Page and application data records:
§ §

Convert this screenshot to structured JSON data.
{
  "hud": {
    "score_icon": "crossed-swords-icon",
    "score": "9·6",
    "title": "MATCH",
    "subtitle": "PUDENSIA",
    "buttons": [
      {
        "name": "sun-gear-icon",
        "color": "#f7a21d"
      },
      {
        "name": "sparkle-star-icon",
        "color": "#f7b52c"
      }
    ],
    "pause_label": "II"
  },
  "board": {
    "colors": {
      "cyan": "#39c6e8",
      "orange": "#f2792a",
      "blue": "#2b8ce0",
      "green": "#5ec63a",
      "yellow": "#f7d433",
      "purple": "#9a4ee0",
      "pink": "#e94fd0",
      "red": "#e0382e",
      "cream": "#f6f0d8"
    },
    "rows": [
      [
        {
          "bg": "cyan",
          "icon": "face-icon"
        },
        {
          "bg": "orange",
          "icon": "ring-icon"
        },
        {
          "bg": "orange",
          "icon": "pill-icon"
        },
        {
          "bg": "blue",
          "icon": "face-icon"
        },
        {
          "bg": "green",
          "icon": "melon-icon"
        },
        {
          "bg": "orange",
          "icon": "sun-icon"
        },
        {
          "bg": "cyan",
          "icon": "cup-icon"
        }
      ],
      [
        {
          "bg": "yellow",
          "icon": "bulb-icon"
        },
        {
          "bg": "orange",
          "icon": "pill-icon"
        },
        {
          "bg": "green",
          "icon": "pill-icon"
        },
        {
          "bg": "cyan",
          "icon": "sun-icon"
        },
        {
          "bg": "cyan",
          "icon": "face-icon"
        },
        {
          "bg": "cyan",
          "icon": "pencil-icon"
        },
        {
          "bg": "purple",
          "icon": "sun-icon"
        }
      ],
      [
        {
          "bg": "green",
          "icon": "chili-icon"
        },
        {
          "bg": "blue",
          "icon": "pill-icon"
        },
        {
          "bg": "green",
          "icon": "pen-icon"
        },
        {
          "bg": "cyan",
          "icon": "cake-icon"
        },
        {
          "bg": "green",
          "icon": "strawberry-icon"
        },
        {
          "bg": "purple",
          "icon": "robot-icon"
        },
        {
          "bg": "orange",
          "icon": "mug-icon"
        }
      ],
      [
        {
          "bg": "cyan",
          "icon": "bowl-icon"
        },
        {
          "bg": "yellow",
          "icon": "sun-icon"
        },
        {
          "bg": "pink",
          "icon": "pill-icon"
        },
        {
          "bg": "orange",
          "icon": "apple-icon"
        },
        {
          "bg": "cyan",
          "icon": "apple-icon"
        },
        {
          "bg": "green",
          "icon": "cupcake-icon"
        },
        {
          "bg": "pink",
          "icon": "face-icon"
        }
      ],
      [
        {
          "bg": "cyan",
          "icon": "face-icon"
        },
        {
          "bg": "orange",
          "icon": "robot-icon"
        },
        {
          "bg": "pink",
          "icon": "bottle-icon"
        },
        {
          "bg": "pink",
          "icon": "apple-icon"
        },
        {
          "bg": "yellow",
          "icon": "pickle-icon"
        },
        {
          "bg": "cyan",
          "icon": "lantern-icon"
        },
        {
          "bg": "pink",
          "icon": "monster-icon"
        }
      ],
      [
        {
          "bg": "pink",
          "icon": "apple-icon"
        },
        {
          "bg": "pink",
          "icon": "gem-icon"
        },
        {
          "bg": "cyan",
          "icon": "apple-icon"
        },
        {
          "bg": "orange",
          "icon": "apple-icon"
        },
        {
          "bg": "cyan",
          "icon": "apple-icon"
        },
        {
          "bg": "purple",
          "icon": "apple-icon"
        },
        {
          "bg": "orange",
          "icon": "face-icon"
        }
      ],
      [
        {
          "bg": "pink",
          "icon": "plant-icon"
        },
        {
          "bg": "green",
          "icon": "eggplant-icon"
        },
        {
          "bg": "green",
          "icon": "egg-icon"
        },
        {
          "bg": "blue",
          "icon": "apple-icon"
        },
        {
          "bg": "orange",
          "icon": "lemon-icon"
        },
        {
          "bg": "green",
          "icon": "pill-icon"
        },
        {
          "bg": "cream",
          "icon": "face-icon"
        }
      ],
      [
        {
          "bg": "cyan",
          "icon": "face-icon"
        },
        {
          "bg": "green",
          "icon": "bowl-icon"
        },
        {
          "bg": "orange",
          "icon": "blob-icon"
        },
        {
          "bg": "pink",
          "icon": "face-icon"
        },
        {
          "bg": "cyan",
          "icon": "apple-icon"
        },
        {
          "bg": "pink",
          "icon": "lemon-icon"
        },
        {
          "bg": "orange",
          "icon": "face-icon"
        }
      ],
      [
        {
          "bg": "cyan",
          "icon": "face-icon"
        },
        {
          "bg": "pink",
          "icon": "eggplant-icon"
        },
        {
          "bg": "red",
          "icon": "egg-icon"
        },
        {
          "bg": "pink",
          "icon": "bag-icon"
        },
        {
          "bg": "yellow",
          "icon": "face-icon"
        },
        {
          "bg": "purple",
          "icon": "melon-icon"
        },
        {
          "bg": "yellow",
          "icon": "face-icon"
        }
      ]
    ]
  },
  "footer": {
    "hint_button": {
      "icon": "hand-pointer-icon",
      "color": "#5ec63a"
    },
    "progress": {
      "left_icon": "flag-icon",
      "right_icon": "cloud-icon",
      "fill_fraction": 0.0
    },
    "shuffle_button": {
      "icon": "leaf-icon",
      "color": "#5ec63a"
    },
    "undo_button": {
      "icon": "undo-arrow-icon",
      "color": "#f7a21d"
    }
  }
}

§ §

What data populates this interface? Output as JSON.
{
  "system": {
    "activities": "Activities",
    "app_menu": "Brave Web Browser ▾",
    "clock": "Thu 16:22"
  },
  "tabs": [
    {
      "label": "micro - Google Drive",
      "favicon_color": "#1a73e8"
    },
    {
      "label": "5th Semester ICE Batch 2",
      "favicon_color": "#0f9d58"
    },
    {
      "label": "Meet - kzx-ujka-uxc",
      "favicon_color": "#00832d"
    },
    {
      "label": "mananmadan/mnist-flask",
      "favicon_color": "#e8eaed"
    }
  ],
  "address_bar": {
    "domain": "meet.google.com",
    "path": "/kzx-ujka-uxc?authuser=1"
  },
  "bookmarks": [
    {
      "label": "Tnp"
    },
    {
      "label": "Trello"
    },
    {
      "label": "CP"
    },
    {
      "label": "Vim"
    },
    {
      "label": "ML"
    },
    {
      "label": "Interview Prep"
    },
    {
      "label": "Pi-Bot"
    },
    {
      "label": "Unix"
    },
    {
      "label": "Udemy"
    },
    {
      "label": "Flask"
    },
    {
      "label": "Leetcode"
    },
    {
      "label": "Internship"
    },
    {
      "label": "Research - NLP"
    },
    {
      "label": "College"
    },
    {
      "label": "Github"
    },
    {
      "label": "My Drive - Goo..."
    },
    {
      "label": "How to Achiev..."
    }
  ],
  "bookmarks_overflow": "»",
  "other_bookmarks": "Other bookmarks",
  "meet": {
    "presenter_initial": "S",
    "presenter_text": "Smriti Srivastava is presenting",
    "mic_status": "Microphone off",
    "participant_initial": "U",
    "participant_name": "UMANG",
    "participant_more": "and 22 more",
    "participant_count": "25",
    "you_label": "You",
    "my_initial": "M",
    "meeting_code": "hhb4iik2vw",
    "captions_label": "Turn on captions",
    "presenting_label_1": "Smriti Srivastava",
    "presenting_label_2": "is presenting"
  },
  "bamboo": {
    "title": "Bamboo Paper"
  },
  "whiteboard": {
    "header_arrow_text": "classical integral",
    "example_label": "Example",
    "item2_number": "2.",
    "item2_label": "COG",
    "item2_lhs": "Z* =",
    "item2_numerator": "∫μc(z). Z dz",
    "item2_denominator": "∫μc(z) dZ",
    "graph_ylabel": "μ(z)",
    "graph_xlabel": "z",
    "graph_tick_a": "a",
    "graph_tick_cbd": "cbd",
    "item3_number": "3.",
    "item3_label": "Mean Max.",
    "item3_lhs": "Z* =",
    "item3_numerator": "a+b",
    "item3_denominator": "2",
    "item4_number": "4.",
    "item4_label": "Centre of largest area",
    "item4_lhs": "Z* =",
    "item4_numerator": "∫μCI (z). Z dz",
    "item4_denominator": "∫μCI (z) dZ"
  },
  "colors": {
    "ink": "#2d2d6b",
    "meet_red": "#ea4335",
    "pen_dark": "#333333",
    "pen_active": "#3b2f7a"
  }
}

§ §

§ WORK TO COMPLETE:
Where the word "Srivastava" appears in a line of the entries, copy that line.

§ FINAL ANSWER:
    "presenter_text": "Smriti Srivastava is presenting",
    "presenting_label_1": "Smriti Srivastava",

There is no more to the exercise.